Israel permitted the transfer of basic supplies into the Gaza Strip yesterday through the Sufa and Karni crossings, but those goods not considered to meet humanitarian needs, such as sweeteners, clothing and construction materials, are still not being allowed into the territory. The transfer of goods into the Gaza Strip is part of the cease-fire agreement between Israel and Hamas, mediated by Egypt, that went into effect last Thursday.

The Erez crossing was opened yesterday, allowing those persons requiring medical treatment in Israel to leave the Strip.

"Things seem to be moving faster and we are not waiting too long in line," said Gabi Shweiki, who delivered water melons yesterday through the Sufa crossing. "But for the time being they are only allowing other types of goods through. I know the owners of trucking companies who are stuck with goods the Palestinians have paid for but they cannot receive them," he added.
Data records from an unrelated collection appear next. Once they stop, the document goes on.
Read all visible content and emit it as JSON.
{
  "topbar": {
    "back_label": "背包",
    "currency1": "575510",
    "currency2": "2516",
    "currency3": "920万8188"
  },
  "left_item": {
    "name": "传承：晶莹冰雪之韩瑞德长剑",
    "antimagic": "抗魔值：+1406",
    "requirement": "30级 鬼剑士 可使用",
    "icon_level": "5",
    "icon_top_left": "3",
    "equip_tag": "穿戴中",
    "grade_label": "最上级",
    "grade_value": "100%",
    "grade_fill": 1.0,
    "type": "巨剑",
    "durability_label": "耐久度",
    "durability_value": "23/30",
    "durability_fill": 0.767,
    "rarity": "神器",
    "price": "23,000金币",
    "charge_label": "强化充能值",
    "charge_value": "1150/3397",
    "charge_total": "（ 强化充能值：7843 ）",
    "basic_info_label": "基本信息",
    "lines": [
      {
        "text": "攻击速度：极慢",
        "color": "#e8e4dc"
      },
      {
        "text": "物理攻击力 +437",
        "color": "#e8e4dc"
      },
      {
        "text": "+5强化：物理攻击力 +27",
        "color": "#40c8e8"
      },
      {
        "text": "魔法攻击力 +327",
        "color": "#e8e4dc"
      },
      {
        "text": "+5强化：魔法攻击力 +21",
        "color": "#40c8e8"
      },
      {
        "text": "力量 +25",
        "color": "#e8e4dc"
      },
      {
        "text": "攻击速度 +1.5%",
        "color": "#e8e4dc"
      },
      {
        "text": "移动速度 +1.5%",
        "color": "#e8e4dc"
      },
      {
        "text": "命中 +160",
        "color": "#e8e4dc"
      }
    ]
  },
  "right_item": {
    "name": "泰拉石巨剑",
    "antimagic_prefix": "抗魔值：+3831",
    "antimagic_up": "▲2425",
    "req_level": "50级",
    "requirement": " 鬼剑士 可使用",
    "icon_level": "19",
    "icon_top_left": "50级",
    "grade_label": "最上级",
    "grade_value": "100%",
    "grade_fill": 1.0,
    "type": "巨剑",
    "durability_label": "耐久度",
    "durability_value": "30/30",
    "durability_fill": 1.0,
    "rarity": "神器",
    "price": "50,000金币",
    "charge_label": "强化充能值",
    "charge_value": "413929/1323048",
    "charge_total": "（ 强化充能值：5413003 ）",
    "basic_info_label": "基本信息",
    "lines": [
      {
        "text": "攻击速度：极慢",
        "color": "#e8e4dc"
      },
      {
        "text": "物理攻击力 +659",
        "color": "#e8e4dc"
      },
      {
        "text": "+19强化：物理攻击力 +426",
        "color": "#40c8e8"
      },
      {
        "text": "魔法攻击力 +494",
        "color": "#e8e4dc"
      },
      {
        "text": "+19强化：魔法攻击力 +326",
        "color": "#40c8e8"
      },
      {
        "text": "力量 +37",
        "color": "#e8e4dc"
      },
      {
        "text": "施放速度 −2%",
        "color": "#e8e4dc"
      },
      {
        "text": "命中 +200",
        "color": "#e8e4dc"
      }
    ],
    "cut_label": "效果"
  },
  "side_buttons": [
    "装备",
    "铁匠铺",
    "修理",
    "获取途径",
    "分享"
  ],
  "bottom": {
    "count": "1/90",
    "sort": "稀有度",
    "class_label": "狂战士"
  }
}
While the opening of the crossings between the Gaza Strip and Israel goes into effect, there is still no official decision on opening the crossing at Rafah between the Strip and Sinai.

In part Israel is moving slowly on the Rafah crossing as a central bargaining chip to pressure Hamas to release abducted soldier Gilad Shalit.

However, according to the defense establishment, the Rafah crossing has been opened frequently, whether Israel wants it or not. During the past year, since Hamas took over the Gaza Strip in June 2007, Egypt has opened the crossing into its territory no less than 50 times.

Foreign Minister Tzipi Livni and other government officials stressed in recent weeks that the Rafah crossing is the the main leverage in resolving the Shalit issue. Officially, the reopening of the Rafah crossing is conditional on Israel's agreement, which falls under the peace accords between Israel and Egypt. However, in practice Egypt decides unilaterally when to open and close the crossing, and Cairo has permitted its opening for short periods for the passage of medical patients, students and others who found themselves in Sinai without being able to cross back into the Gaza Strip.